Former airman Aimee Sherrod stopped going to the therapy sessions, even though she couldn’t get visions of exploding mortars out of her head.
Military officials told her in one breath that she couldn’t do her job because she was diagnosed with post-traumatic stress, but in the next breath said she was fine.
Sherrod received a 10 percent disability rating from the military and the Department of Veterans Affairs in 2005, after the service medically discharged her. The senior airman had completed deployments to Pakistan, Jordan and Iraq in her four-year career. She left without even a military ID.
Even worse, she left questioning if there was anything wrong with her at all.
“I stopped going to sessions with the therapist because I figured since I got such a low rating that maybe nothing was wrong with me,” said Sherrod, 31, who spent most of her service inspecting aircraft, mostly rescue helicopters.
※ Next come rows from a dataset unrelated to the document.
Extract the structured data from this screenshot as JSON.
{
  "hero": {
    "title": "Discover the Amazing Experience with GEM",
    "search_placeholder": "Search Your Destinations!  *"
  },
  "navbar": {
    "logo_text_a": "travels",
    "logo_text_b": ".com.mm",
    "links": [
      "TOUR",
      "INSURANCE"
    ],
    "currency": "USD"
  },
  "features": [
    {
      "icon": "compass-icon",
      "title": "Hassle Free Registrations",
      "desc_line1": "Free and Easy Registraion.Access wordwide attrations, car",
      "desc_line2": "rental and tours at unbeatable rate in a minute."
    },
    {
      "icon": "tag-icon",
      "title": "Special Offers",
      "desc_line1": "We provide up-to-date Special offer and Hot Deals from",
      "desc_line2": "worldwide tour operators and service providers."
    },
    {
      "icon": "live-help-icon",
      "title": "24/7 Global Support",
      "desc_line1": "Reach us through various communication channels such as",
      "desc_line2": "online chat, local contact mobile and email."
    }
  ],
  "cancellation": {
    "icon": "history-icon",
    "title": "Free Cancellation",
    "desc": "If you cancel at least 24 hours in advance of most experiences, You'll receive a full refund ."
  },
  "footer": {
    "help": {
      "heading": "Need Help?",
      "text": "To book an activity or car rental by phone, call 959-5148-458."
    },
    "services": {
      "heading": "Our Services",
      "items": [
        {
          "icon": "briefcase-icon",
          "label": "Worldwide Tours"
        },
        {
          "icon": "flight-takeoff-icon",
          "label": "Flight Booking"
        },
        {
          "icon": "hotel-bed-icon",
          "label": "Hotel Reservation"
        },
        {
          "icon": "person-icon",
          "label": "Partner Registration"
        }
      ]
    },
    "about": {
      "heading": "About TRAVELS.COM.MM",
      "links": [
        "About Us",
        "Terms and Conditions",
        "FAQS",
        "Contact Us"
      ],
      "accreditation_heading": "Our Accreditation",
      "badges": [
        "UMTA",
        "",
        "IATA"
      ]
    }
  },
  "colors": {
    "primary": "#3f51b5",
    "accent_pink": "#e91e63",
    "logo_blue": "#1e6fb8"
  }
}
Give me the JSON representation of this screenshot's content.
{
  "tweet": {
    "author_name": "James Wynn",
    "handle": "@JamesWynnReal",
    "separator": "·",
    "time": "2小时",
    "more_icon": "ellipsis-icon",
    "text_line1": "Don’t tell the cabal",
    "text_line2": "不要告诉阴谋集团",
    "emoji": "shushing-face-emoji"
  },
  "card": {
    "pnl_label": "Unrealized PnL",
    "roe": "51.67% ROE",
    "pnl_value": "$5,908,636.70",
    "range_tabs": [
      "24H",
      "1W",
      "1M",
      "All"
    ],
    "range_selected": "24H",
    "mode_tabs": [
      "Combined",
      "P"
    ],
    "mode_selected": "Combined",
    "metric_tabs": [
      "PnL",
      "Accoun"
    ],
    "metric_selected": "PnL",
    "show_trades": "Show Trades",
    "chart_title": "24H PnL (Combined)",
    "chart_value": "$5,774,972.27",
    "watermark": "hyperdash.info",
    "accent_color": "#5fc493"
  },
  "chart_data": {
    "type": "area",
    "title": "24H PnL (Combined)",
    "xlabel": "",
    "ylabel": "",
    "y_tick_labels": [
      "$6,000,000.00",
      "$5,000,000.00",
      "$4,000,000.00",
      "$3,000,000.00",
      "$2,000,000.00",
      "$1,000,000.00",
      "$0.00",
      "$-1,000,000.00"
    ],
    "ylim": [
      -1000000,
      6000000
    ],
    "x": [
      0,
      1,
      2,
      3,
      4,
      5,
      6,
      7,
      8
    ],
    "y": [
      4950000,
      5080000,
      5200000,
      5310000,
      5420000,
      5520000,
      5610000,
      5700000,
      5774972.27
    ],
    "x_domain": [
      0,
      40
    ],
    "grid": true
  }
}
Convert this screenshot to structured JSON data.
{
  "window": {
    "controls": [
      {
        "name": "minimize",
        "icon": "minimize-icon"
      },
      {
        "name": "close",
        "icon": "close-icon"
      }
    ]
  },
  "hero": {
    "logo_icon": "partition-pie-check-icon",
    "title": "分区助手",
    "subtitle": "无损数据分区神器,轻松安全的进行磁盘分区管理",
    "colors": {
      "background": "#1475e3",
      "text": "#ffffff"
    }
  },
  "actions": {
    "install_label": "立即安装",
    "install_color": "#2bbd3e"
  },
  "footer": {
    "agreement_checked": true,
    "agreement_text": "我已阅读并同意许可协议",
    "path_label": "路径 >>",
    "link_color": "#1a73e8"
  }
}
During her deployment to Camp Sather, Iraq, the enemy launched a mortar barrage on her portion of the flightline. She watched medics evacuate two airmen in her unit. At home, she still hears the whistles. The anxiety causes her to grind her teeth at night –so much that she broke a tooth.
Three years after her discharge, the Defense Department issued a memo mandating that service members diagnosed with PTSD receive a 50 percent rating when they retire. A 50 percent rating guarantees lifetime TRICARE medical coverage and tax-free retirement payments.
While the ruling has helped hundreds of veterans over the past four years, more than 4,000 veterans like Sherrod, who left the service between 2003 and 2008, didn’t have their records amended by the military corrections board.